TASK PROMPT
Would you write out all of the data exactly as it appears below?

MATERIALS PROVIDED
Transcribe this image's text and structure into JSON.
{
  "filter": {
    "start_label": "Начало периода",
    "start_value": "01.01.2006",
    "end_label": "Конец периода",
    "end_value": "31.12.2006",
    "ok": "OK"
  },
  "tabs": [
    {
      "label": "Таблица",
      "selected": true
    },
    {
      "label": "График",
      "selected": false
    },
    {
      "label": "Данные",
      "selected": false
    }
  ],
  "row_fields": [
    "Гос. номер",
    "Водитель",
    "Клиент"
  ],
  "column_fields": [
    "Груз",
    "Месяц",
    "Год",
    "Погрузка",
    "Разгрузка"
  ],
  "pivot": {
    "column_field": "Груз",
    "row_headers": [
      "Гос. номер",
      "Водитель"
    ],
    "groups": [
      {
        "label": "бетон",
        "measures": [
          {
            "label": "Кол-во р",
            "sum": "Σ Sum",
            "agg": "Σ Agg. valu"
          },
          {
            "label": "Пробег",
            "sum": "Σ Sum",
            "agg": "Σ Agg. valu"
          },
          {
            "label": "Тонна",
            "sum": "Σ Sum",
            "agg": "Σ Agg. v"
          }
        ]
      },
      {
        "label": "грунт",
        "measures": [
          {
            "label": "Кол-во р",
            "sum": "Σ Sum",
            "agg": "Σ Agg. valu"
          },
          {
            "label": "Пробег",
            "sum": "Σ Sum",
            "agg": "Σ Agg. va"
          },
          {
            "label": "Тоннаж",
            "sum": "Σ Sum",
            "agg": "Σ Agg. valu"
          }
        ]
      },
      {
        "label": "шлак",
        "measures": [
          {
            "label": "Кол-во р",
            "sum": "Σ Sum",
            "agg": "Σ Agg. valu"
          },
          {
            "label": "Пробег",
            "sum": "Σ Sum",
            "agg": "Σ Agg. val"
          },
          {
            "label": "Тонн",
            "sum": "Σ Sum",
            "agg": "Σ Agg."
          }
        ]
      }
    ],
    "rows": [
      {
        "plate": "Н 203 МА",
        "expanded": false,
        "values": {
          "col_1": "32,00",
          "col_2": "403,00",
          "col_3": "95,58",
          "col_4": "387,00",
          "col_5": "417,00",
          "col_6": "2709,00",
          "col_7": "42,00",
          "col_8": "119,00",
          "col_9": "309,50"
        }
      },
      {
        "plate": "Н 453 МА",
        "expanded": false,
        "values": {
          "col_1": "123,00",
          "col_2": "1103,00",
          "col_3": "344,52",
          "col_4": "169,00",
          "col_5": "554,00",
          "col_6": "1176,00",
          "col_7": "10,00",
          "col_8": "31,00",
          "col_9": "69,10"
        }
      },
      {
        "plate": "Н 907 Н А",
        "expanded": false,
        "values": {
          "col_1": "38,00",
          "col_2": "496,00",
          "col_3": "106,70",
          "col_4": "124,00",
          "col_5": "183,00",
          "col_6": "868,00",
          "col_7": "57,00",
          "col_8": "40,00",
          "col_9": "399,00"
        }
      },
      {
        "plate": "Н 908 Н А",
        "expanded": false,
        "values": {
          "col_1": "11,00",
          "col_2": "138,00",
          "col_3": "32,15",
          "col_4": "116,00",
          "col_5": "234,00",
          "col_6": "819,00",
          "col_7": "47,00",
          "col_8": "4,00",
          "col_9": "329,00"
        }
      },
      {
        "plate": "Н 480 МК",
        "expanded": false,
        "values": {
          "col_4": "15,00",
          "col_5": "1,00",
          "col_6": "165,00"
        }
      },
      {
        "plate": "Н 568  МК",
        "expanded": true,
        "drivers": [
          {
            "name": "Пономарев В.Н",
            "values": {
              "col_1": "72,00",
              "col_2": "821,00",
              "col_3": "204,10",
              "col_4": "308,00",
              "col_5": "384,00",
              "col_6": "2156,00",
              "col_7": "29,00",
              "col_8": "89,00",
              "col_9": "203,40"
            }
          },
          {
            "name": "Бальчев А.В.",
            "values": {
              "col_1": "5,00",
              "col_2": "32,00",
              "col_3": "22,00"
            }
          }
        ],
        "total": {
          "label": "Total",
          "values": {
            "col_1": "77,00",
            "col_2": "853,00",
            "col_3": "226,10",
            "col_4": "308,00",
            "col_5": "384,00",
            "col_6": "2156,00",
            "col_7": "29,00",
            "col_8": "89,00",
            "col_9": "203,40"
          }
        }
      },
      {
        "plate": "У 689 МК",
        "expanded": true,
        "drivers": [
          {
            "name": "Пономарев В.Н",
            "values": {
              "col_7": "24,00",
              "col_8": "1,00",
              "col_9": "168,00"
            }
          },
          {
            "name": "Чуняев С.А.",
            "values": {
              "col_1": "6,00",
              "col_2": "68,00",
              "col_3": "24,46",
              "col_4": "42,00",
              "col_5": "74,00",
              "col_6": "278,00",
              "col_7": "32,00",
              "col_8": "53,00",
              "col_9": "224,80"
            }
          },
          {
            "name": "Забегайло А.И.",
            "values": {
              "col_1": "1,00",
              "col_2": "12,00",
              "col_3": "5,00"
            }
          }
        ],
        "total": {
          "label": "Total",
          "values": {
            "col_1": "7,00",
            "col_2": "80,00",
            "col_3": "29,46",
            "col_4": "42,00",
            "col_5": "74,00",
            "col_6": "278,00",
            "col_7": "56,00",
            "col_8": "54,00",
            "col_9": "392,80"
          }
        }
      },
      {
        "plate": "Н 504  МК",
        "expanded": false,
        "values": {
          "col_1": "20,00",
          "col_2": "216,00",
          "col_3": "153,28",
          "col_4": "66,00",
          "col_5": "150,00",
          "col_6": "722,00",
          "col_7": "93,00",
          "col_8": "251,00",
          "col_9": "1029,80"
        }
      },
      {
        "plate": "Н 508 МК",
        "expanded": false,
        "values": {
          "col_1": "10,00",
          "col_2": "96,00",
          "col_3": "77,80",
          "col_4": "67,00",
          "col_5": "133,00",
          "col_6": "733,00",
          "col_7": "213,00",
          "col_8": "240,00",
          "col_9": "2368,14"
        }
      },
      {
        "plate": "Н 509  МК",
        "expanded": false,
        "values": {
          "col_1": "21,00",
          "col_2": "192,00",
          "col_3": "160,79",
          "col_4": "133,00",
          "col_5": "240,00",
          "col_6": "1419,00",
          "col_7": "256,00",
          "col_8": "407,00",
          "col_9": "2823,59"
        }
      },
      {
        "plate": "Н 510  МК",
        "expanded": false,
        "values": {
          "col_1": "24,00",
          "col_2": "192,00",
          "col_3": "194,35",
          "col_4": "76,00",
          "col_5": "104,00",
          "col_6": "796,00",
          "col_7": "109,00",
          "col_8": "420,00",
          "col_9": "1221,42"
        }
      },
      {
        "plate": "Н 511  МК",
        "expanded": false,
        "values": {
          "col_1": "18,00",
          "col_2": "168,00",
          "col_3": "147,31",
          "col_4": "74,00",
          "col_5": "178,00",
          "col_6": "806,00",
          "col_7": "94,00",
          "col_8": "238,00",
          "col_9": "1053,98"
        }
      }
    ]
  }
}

WRITTEN SOLUTION
Transcribe this image's text and structure into JSON.
{
  "filter": {
    "start_label": "Начало периода",
    "start_value": "01.01.2006",
    "end_label": "Конец периода",
    "end_value": "31.12.2006",
    "ok": "OK"
  },
  "tabs": [
    {
      "label": "Таблица",
      "selected": true
    },
    {
      "label": "График",
      "selected": false
    },
    {
      "label": "Данные",
      "selected": false
    }
  ],
  "row_fields": [
    "Гос. номер",
    "Водитель",
    "Клиент"
  ],
  "column_fields": [
    "Груз",
    "Месяц",
    "Год",
    "Погрузка",
    "Разгрузка"
  ],
  "pivot": {
    "column_field": "Груз",
    "row_headers": [
      "Гос. номер",
      "Водитель"
    ],
    "groups": [
      {
        "label": "бетон",
        "measures": [
          {
            "label": "Кол-во р",
            "sum": "Σ Sum",
            "agg": "Σ Agg. valu"
          },
          {
            "label": "Пробег",
            "sum": "Σ Sum",
            "agg": "Σ Agg. valu"
          },
          {
            "label": "Тонна",
            "sum": "Σ Sum",
            "agg": "Σ Agg. v"
          }
        ]
      },
      {
        "label": "грунт",
        "measures": [
          {
            "label": "Кол-во р",
            "sum": "Σ Sum",
            "agg": "Σ Agg. valu"
          },
          {
            "label": "Пробег",
            "sum": "Σ Sum",
            "agg": "Σ Agg. va"
          },
          {
            "label": "Тоннаж",
            "sum": "Σ Sum",
            "agg": "Σ Agg. valu"
          }
        ]
      },
      {
        "label": "шлак",
        "measures": [
          {
            "label": "Кол-во р",
            "sum": "Σ Sum",
            "agg": "Σ Agg. valu"
          },
          {
            "label": "Пробег",
            "sum": "Σ Sum",
            "agg": "Σ Agg. val"
          },
          {
            "label": "Тонн",
            "sum": "Σ Sum",
            "agg": "Σ Agg."
          }
        ]
      }
    ],
    "rows": [
      {
        "plate": "Н 203 МА",
        "expanded": false,
        "values": {
          "col_1": "32,00",
          "col_2": "403,00",
          "col_3": "95,58",
          "col_4": "387,00",
          "col_5": "417,00",
          "col_6": "2709,00",
          "col_7": "42,00",
          "col_8": "119,00",
          "col_9": "309,50"
        }
      },
      {
        "plate": "Н 453 МА",
        "expanded": false,
        "values": {
          "col_1": "123,00",
          "col_2": "1103,00",
          "col_3": "344,52",
          "col_4": "169,00",
          "col_5": "554,00",
          "col_6": "1176,00",
          "col_7": "10,00",
          "col_8": "31,00",
          "col_9": "69,10"
        }
      },
      {
        "plate": "Н 907 Н А",
        "expanded": false,
        "values": {
          "col_1": "38,00",
          "col_2": "496,00",
          "col_3": "106,70",
          "col_4": "124,00",
          "col_5": "183,00",
          "col_6": "868,00",
          "col_7": "57,00",
          "col_8": "40,00",
          "col_9": "399,00"
        }
      },
      {
        "plate": "Н 908 Н А",
        "expanded": false,
        "values": {
          "col_1": "11,00",
          "col_2": "138,00",
          "col_3": "32,15",
          "col_4": "116,00",
          "col_5": "234,00",
          "col_6": "819,00",
          "col_7": "47,00",
          "col_8": "4,00",
          "col_9": "329,00"
        }
      },
      {
        "plate": "Н 480 МК",
        "expanded": false,
        "values": {
          "col_4": "15,00",
          "col_5": "1,00",
          "col_6": "165,00"
        }
      },
      {
        "plate": "Н 568  МК",
        "expanded": true,
        "drivers": [
          {
            "name": "Пономарев В.Н",
            "values": {
              "col_1": "72,00",
              "col_2": "821,00",
              "col_3": "204,10",
              "col_4": "308,00",
              "col_5": "384,00",
              "col_6": "2156,00",
              "col_7": "29,00",
              "col_8": "89,00",
              "col_9": "203,40"
            }
          },
          {
            "name": "Бальчев А.В.",
            "values": {
              "col_1": "5,00",
              "col_2": "32,00",
              "col_3": "22,00"
            }
          }
        ],
        "total": {
          "label": "Total",
          "values": {
            "col_1": "77,00",
            "col_2": "853,00",
            "col_3": "226,10",
            "col_4": "308,00",
            "col_5": "384,00",
            "col_6": "2156,00",
            "col_7": "29,00",
            "col_8": "89,00",
            "col_9": "203,40"
          }
        }
      },
      {
        "plate": "У 689 МК",
        "expanded": true,
        "drivers": [
          {
            "name": "Пономарев В.Н",
            "values": {
              "col_7": "24,00",
              "col_8": "1,00",
              "col_9": "168,00"
            }
          },
          {
            "name": "Чуняев С.А.",
            "values": {
              "col_1": "6,00",
              "col_2": "68,00",
              "col_3": "24,46",
              "col_4": "42,00",
              "col_5": "74,00",
              "col_6": "278,00",
              "col_7": "32,00",
              "col_8": "53,00",
              "col_9": "224,80"
            }
          },
          {
            "name": "Забегайло А.И.",
            "values": {
              "col_1": "1,00",
              "col_2": "12,00",
              "col_3": "5,00"
            }
          }
        ],
        "total": {
          "label": "Total",
          "values": {
            "col_1": "7,00",
            "col_2": "80,00",
            "col_3": "29,46",
            "col_4": "42,00",
            "col_5": "74,00",
            "col_6": "278,00",
            "col_7": "56,00",
            "col_8": "54,00",
            "col_9": "392,80"
          }
        }
      },
      {
        "plate": "Н 504  МК",
        "expanded": false,
        "values": {
          "col_1": "20,00",
          "col_2": "216,00",
          "col_3": "153,28",
          "col_4": "66,00",
          "col_5": "150,00",
          "col_6": "722,00",
          "col_7": "93,00",
          "col_8": "251,00",
          "col_9": "1029,80"
        }
      },
      {
        "plate": "Н 508 МК",
        "expanded": false,
        "values": {
          "col_1": "10,00",
          "col_2": "96,00",
          "col_3": "77,80",
          "col_4": "67,00",
          "col_5": "133,00",
          "col_6": "733,00",
          "col_7": "213,00",
          "col_8": "240,00",
          "col_9": "2368,14"
        }
      },
      {
        "plate": "Н 509  МК",
        "expanded": false,
        "values": {
          "col_1": "21,00",
          "col_2": "192,00",
          "col_3": "160,79",
          "col_4": "133,00",
          "col_5": "240,00",
          "col_6": "1419,00",
          "col_7": "256,00",
          "col_8": "407,00",
          "col_9": "2823,59"
        }
      },
      {
        "plate": "Н 510  МК",
        "expanded": false,
        "values": {
          "col_1": "24,00",
          "col_2": "192,00",
          "col_3": "194,35",
          "col_4": "76,00",
          "col_5": "104,00",
          "col_6": "796,00",
          "col_7": "109,00",
          "col_8": "420,00",
          "col_9": "1221,42"
        }
      },
      {
        "plate": "Н 511  МК",
        "expanded": false,
        "values": {
          "col_1": "18,00",
          "col_2": "168,00",
          "col_3": "147,31",
          "col_4": "74,00",
          "col_5": "178,00",
          "col_6": "806,00",
          "col_7": "94,00",
          "col_8": "238,00",
          "col_9": "1053,98"
        }
      }
    ]
  }
}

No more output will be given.